Setting SMART HR Goals
What Are HR-Specific Goals? And Why Should You Have Them?
You’re probably already familiar with the concept of goals and goal setting, but how does that idea relate to HR?
Setting goals for HR is important because they give you a framework to achieve milestones in the work you do. They provide you with long-term vision and short-term motivation and create tangible results that can demonstrate how HR supports and grows the organization
It's also important to keep in mind that your HR goals should be in alignment with your organization wide goals for the year. By aligning your goals with the organization's strategy and vision, you’re ensuring that you’re all working towards the same desired state and therefore your work isn’t resulting in unnecessary friction or self-created roadblocks.
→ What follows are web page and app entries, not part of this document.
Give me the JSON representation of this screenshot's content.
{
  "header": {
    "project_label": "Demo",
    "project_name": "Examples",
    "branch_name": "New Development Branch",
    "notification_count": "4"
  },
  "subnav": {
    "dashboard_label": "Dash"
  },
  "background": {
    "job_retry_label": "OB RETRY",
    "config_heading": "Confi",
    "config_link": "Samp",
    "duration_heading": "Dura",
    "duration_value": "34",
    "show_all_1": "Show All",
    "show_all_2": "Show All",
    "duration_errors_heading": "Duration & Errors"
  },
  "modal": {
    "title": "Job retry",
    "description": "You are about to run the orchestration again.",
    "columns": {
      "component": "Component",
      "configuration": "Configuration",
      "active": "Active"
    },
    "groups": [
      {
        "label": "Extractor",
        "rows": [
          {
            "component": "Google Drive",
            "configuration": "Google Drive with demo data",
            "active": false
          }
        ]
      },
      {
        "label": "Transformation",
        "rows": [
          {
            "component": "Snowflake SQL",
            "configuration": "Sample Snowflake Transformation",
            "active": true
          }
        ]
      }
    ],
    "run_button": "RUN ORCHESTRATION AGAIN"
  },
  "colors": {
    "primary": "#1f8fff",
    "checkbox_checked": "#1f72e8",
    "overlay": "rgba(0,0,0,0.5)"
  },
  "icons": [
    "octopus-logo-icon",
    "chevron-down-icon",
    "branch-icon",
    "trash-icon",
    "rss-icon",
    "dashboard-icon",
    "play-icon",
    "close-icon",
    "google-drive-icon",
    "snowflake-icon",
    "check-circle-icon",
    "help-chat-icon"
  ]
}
When you are creating your HR goals, you’ll want to keep the SMART model in mind
SMART stands for:
Specific: The more well defined the goal is, the better—vague, open-ended goals are harder to achieve
Measurable: Clearly define what success looks like for your goal, so you’ll be able to know when you’ve reached it.
Attainable: You want your goal to be realistic, don’t set yourself up for failure by setting a goal that isn’t achievable.
Relevant: If your goal isn’t relevant to your job or your organization, then why are you setting it?
Timely: A goal without a deadline isn’t likely to be met. Set reasonable, timely deadlines for all of your goals.
Here are some examples of goals that do / don’t meet each of the individual SMART criteria:
Non-specific goal: Hire people faster.
Specific goal: Reduce our current time-to-hire.
Non-measurable goal: Reduce turnover rate.
Measurable goal: Reduce turnover rate by 15%.
Non-attainable goal: Go all year without losing a single employee.
Attainable goal: Increase our retention rate from 80% to 90% for the year.
Non-relevant goal: Reduce go-to-market costs.
Relevant goal: Increase the number of qualified applicants who apply for open positions.
Non-timely goal: Implement emergency evacuation plan.
Timely goal: Implement emergency evacuation plan before the end of Q1.
Let’s look at some goals that do / do not meet the SMART criteria in its entirety.
Non-SMART goal: I want people to stay at our company longer.
SMART goal: To better retain our existing talent and save on the costs associated with new hires, I want to reduce our current annual turnover rate of 25% to 15% by the end of the year.
Specific: reduce our annual turnover rate
Measurable: to 15%
Attainable: from 25% to 15%
Relevant: to better retain existing talent and save on the costs associated with new hires
Timely: by the end of the year
Here’s another example:
Non-SMART goal: I want to hire people faster.
SMART goal: In order to increase hiring efficiency, lower cost-to-hire and to hire top talent, I want to reduce our time-to-hire from 30 days to 20 days by the end of the second quarter.
Specific: I want to reduce our time-to-hire.
Measurable: to 20 days
Attainable: from 30 days to 20 days
Relevant: to increase hiring efficiency, lower cost-to-hire and to hire top talent
Timely: by the end of the second quarter
Tips for Goal Setting
Here are some tips and tricks to keep in mind when determining your goals:
- Make sure the goals you’re setting are in-line with your organization’s—and your team’s—mission statements
- Use your HR audit to identify which areas your department can improve in
- It’s ok to start with a vague non-SMART goal and build it out into a SMART goal
- Make sure you have, or can obtain, the necessary resources to meet your goals
- Keep goals attainable, but also make sure they’re challenging—that's how you grow
- Remember to celebrate and reward yourself when you meet your goals
A recently proposed rule issued by the Department of Labor (DOL) implements an...
The IRS announced new SECURE Act guidance in early September 2020 to expand retirement...
When it comes to your employee benefits communications, how confident are you in...